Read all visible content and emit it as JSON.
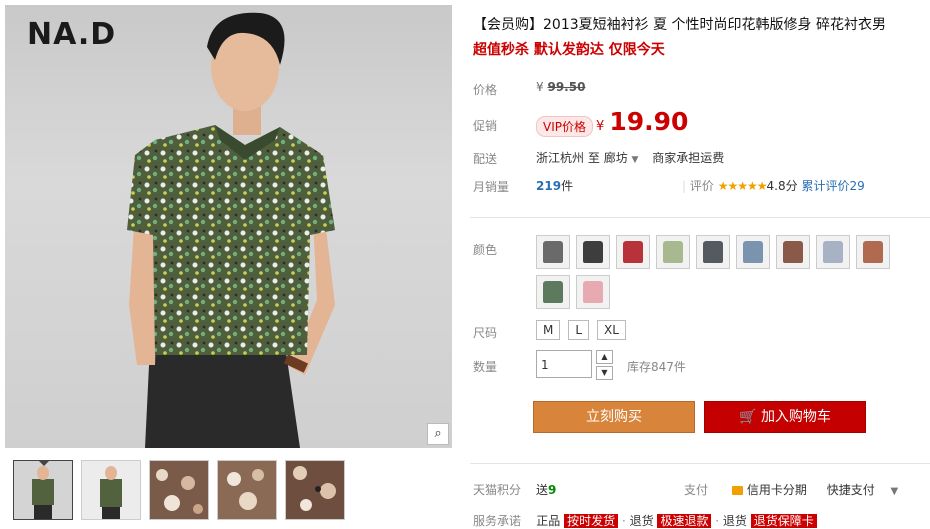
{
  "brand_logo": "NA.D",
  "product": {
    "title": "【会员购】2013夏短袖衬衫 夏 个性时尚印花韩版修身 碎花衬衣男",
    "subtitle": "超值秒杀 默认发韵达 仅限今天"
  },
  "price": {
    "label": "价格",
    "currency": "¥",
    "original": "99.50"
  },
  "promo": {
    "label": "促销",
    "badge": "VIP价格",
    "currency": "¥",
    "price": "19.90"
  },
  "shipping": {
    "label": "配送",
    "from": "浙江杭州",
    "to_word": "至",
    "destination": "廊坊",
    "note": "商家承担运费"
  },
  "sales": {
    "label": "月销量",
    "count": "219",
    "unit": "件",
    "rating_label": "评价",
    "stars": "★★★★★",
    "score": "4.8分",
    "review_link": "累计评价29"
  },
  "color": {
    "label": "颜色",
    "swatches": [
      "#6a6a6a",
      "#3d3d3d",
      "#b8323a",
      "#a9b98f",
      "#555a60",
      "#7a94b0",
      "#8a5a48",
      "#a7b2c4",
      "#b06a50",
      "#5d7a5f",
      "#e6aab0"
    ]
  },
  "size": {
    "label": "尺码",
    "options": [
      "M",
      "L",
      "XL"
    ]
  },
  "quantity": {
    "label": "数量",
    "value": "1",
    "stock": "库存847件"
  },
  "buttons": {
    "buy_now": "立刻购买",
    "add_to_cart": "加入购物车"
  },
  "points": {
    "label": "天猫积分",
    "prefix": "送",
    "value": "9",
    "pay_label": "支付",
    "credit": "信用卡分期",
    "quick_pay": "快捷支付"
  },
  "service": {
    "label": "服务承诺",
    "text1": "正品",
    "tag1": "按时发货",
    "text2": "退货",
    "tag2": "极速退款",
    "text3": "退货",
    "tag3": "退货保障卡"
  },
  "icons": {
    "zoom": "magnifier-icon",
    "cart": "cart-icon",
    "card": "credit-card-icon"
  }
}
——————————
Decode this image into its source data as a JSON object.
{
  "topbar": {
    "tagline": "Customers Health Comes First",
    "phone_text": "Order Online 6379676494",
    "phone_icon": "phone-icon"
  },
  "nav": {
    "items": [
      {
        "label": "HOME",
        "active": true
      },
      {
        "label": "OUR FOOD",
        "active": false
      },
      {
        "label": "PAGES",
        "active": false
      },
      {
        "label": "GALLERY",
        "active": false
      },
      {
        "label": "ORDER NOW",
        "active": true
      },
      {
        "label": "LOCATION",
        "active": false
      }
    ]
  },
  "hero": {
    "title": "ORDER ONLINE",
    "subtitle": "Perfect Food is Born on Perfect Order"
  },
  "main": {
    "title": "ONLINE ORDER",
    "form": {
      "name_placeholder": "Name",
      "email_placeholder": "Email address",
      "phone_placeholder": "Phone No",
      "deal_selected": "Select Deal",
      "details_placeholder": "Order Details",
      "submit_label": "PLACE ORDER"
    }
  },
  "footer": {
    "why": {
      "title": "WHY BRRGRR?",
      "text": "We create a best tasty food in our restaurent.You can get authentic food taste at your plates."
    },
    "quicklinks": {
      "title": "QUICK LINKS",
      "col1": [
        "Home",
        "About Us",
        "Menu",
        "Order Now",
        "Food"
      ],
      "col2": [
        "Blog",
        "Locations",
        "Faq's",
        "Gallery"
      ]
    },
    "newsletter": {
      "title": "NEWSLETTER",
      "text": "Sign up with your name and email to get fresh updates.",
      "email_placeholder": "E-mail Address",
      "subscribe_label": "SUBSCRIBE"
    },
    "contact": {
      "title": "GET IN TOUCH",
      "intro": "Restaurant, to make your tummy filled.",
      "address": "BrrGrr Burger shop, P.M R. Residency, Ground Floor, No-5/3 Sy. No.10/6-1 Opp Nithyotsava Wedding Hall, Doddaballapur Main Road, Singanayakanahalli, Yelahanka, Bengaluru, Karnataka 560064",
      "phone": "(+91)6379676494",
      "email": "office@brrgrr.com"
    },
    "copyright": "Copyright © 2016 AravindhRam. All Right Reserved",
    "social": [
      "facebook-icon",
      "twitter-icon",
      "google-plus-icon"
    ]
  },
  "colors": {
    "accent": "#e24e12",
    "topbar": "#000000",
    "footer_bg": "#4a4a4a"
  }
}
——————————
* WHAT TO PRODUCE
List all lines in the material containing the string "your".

* EXERCISE RESULT
      "text": "We create a best tasty food in our restaurent.You can get authentic food taste at your plates."
      "text": "Sign up with your name and email to get fresh updates.",
      "intro": "Restaurant, to make your tummy filled.",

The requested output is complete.